## EXERCISE PROMPT
Write out every line below with no difference at all.

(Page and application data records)
|---|
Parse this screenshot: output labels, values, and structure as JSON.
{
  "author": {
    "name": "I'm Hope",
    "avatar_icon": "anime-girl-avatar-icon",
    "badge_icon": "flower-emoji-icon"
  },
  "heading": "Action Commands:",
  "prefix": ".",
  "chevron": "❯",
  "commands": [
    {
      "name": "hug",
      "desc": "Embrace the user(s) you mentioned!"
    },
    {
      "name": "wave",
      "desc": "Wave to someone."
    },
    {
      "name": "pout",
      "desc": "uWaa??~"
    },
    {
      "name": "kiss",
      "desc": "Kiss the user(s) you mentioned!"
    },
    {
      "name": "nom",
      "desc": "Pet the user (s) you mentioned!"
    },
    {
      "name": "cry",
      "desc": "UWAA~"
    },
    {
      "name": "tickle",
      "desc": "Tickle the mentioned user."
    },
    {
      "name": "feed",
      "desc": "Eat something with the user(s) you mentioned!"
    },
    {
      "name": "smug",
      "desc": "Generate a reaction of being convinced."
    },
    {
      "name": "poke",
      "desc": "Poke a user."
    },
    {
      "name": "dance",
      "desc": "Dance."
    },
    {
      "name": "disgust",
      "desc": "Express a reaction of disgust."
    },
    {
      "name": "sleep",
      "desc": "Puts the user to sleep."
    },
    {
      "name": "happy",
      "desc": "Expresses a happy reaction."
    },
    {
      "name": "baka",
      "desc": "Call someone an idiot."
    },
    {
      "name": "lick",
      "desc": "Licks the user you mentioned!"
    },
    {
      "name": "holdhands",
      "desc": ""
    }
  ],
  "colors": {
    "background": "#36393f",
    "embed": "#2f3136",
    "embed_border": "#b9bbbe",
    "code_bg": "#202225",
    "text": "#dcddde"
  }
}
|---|
## YOUR RESPONSE
Parse this screenshot: output labels, values, and structure as JSON.
{
  "author": {
    "name": "I'm Hope",
    "avatar_icon": "anime-girl-avatar-icon",
    "badge_icon": "flower-emoji-icon"
  },
  "heading": "Action Commands:",
  "prefix": ".",
  "chevron": "❯",
  "commands": [
    {
      "name": "hug",
      "desc": "Embrace the user(s) you mentioned!"
    },
    {
      "name": "wave",
      "desc": "Wave to someone."
    },
    {
      "name": "pout",
      "desc": "uWaa??~"
    },
    {
      "name": "kiss",
      "desc": "Kiss the user(s) you mentioned!"
    },
    {
      "name": "nom",
      "desc": "Pet the user (s) you mentioned!"
    },
    {
      "name": "cry",
      "desc": "UWAA~"
    },
    {
      "name": "tickle",
      "desc": "Tickle the mentioned user."
    },
    {
      "name": "feed",
      "desc": "Eat something with the user(s) you mentioned!"
    },
    {
      "name": "smug",
      "desc": "Generate a reaction of being convinced."
    },
    {
      "name": "poke",
      "desc": "Poke a user."
    },
    {
      "name": "dance",
      "desc": "Dance."
    },
    {
      "name": "disgust",
      "desc": "Express a reaction of disgust."
    },
    {
      "name": "sleep",
      "desc": "Puts the user to sleep."
    },
    {
      "name": "happy",
      "desc": "Expresses a happy reaction."
    },
    {
      "name": "baka",
      "desc": "Call someone an idiot."
    },
    {
      "name": "lick",
      "desc": "Licks the user you mentioned!"
    },
    {
      "name": "holdhands",
      "desc": ""
    }
  ],
  "colors": {
    "background": "#36393f",
    "embed": "#2f3136",
    "embed_border": "#b9bbbe",
    "code_bg": "#202225",
    "text": "#dcddde"
  }
}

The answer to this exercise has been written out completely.